ACTIVITY:
The task calls for every line of the data to be retyped exactly.

----------

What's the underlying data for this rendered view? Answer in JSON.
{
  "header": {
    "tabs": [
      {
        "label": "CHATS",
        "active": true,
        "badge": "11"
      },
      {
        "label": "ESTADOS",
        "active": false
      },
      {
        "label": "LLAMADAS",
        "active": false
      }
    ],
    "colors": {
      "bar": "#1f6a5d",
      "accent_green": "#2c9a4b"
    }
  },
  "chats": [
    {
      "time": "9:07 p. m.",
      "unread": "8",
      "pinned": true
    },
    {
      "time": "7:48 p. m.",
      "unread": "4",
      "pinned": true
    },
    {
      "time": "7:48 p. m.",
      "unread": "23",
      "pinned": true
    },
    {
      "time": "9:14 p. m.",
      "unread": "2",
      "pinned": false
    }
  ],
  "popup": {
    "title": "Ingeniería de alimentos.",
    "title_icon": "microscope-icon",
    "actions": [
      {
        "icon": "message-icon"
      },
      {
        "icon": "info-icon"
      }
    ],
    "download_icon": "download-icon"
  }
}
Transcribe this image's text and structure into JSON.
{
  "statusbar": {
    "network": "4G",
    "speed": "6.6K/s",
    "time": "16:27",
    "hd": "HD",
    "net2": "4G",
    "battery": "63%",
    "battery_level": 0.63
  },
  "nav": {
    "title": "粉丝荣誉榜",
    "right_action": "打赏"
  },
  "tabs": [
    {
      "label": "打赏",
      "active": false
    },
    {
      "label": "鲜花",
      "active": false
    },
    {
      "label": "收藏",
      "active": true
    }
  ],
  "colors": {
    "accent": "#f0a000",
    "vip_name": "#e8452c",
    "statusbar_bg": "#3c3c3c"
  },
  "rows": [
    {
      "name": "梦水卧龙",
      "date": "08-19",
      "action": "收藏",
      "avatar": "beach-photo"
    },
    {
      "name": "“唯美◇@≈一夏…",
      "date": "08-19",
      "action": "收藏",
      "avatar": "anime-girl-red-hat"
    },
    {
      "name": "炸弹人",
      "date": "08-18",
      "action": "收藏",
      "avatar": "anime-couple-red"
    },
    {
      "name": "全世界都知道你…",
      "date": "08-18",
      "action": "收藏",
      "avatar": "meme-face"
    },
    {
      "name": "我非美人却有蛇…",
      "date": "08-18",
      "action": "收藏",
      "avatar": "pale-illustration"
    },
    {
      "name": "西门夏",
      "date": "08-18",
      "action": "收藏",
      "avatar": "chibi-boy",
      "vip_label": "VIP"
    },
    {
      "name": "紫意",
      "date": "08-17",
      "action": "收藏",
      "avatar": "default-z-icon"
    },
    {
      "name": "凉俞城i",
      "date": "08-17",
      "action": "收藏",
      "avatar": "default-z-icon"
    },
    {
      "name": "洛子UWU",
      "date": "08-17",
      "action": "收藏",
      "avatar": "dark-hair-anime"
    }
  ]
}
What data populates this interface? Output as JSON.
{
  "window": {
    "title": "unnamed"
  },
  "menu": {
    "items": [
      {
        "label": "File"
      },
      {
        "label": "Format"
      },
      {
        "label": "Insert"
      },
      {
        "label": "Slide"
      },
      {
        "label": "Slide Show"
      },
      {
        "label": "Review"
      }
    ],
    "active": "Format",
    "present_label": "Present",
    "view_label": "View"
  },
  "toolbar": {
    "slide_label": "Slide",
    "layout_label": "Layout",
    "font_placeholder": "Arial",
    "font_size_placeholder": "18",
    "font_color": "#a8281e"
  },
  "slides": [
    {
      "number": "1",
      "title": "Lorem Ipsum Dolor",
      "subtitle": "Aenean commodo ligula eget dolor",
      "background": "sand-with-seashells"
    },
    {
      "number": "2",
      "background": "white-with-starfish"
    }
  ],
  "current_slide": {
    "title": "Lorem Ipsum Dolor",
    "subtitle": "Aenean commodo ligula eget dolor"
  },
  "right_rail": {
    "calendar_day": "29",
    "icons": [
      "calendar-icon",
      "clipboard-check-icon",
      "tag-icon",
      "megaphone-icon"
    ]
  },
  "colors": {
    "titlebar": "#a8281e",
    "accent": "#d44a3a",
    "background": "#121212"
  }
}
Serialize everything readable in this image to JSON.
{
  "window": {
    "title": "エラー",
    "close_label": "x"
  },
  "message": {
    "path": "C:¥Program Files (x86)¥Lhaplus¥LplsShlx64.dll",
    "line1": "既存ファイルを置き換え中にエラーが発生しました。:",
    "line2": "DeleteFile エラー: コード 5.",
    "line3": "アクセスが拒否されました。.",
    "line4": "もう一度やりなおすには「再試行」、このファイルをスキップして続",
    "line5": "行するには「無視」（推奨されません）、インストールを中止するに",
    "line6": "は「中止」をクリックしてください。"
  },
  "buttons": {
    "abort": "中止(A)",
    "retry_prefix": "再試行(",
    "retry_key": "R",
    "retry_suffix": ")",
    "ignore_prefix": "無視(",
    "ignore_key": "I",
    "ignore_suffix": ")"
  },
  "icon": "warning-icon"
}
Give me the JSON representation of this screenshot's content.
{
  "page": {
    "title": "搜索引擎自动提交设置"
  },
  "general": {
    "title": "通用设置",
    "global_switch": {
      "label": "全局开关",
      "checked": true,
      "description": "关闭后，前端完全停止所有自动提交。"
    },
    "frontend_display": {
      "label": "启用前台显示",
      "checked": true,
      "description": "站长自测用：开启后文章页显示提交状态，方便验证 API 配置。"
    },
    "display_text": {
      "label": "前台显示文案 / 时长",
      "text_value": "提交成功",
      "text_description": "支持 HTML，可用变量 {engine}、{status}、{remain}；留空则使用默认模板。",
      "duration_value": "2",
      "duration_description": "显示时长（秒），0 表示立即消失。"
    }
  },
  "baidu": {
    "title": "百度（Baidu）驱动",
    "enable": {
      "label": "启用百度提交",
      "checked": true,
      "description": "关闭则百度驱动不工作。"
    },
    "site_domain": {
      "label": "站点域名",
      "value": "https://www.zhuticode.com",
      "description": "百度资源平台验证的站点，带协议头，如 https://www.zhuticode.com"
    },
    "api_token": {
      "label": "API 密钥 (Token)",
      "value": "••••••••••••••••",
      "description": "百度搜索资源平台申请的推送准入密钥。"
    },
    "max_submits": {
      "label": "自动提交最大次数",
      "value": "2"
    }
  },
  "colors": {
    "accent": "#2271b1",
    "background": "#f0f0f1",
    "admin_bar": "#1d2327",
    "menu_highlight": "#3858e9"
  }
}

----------

TASK SOLUTION:
What's the underlying data for this rendered view? Answer in JSON.
{
  "header": {
    "tabs": [
      {
        "label": "CHATS",
        "active": true,
        "badge": "11"
      },
      {
        "label": "ESTADOS",
        "active": false
      },
      {
        "label": "LLAMADAS",
        "active": false
      }
    ],
    "colors": {
      "bar": "#1f6a5d",
      "accent_green": "#2c9a4b"
    }
  },
  "chats": [
    {
      "time": "9:07 p. m.",
      "unread": "8",
      "pinned": true
    },
    {
      "time": "7:48 p. m.",
      "unread": "4",
      "pinned": true
    },
    {
      "time": "7:48 p. m.",
      "unread": "23",
      "pinned": true
    },
    {
      "time": "9:14 p. m.",
      "unread": "2",
      "pinned": false
    }
  ],
  "popup": {
    "title": "Ingeniería de alimentos.",
    "title_icon": "microscope-icon",
    "actions": [
      {
        "icon": "message-icon"
      },
      {
        "icon": "info-icon"
      }
    ],
    "download_icon": "download-icon"
  }
}
Transcribe this image's text and structure into JSON.
{
  "statusbar": {
    "network": "4G",
    "speed": "6.6K/s",
    "time": "16:27",
    "hd": "HD",
    "net2": "4G",
    "battery": "63%",
    "battery_level": 0.63
  },
  "nav": {
    "title": "粉丝荣誉榜",
    "right_action": "打赏"
  },
  "tabs": [
    {
      "label": "打赏",
      "active": false
    },
    {
      "label": "鲜花",
      "active": false
    },
    {
      "label": "收藏",
      "active": true
    }
  ],
  "colors": {
    "accent": "#f0a000",
    "vip_name": "#e8452c",
    "statusbar_bg": "#3c3c3c"
  },
  "rows": [
    {
      "name": "梦水卧龙",
      "date": "08-19",
      "action": "收藏",
      "avatar": "beach-photo"
    },
    {
      "name": "“唯美◇@≈一夏…",
      "date": "08-19",
      "action": "收藏",
      "avatar": "anime-girl-red-hat"
    },
    {
      "name": "炸弹人",
      "date": "08-18",
      "action": "收藏",
      "avatar": "anime-couple-red"
    },
    {
      "name": "全世界都知道你…",
      "date": "08-18",
      "action": "收藏",
      "avatar": "meme-face"
    },
    {
      "name": "我非美人却有蛇…",
      "date": "08-18",
      "action": "收藏",
      "avatar": "pale-illustration"
    },
    {
      "name": "西门夏",
      "date": "08-18",
      "action": "收藏",
      "avatar": "chibi-boy",
      "vip_label": "VIP"
    },
    {
      "name": "紫意",
      "date": "08-17",
      "action": "收藏",
      "avatar": "default-z-icon"
    },
    {
      "name": "凉俞城i",
      "date": "08-17",
      "action": "收藏",
      "avatar": "default-z-icon"
    },
    {
      "name": "洛子UWU",
      "date": "08-17",
      "action": "收藏",
      "avatar": "dark-hair-anime"
    }
  ]
}
What data populates this interface? Output as JSON.
{
  "window": {
    "title": "unnamed"
  },
  "menu": {
    "items": [
      {
        "label": "File"
      },
      {
        "label": "Format"
      },
      {
        "label": "Insert"
      },
      {
        "label": "Slide"
      },
      {
        "label": "Slide Show"
      },
      {
        "label": "Review"
      }
    ],
    "active": "Format",
    "present_label": "Present",
    "view_label": "View"
  },
  "toolbar": {
    "slide_label": "Slide",
    "layout_label": "Layout",
    "font_placeholder": "Arial",
    "font_size_placeholder": "18",
    "font_color": "#a8281e"
  },
  "slides": [
    {
      "number": "1",
      "title": "Lorem Ipsum Dolor",
      "subtitle": "Aenean commodo ligula eget dolor",
      "background": "sand-with-seashells"
    },
    {
      "number": "2",
      "background": "white-with-starfish"
    }
  ],
  "current_slide": {
    "title": "Lorem Ipsum Dolor",
    "subtitle": "Aenean commodo ligula eget dolor"
  },
  "right_rail": {
    "calendar_day": "29",
    "icons": [
      "calendar-icon",
      "clipboard-check-icon",
      "tag-icon",
      "megaphone-icon"
    ]
  },
  "colors": {
    "titlebar": "#a8281e",
    "accent": "#d44a3a",
    "background": "#121212"
  }
}
Serialize everything readable in this image to JSON.
{
  "window": {
    "title": "エラー",
    "close_label": "x"
  },
  "message": {
    "path": "C:¥Program Files (x86)¥Lhaplus¥LplsShlx64.dll",
    "line1": "既存ファイルを置き換え中にエラーが発生しました。:",
    "line2": "DeleteFile エラー: コード 5.",
    "line3": "アクセスが拒否されました。.",
    "line4": "もう一度やりなおすには「再試行」、このファイルをスキップして続",
    "line5": "行するには「無視」（推奨されません）、インストールを中止するに",
    "line6": "は「中止」をクリックしてください。"
  },
  "buttons": {
    "abort": "中止(A)",
    "retry_prefix": "再試行(",
    "retry_key": "R",
    "retry_suffix": ")",
    "ignore_prefix": "無視(",
    "ignore_key": "I",
    "ignore_suffix": ")"
  },
  "icon": "warning-icon"
}
Give me the JSON representation of this screenshot's content.
{
  "page": {
    "title": "搜索引擎自动提交设置"
  },
  "general": {
    "title": "通用设置",
    "global_switch": {
      "label": "全局开关",
      "checked": true,
      "description": "关闭后，前端完全停止所有自动提交。"
    },
    "frontend_display": {
      "label": "启用前台显示",
      "checked": true,
      "description": "站长自测用：开启后文章页显示提交状态，方便验证 API 配置。"
    },
    "display_text": {
      "label": "前台显示文案 / 时长",
      "text_value": "提交成功",
      "text_description": "支持 HTML，可用变量 {engine}、{status}、{remain}；留空则使用默认模板。",
      "duration_value": "2",
      "duration_description": "显示时长（秒），0 表示立即消失。"
    }
  },
  "baidu": {
    "title": "百度（Baidu）驱动",
    "enable": {
      "label": "启用百度提交",
      "checked": true,
      "description": "关闭则百度驱动不工作。"
    },
    "site_domain": {
      "label": "站点域名",
      "value": "https://www.zhuticode.com",
      "description": "百度资源平台验证的站点，带协议头，如 https://www.zhuticode.com"
    },
    "api_token": {
      "label": "API 密钥 (Token)",
      "value": "••••••••••••••••",
      "description": "百度搜索资源平台申请的推送准入密钥。"
    },
    "max_submits": {
      "label": "自动提交最大次数",
      "value": "2"
    }
  },
  "colors": {
    "accent": "#2271b1",
    "background": "#f0f0f1",
    "admin_bar": "#1d2327",
    "menu_highlight": "#3858e9"
  }
}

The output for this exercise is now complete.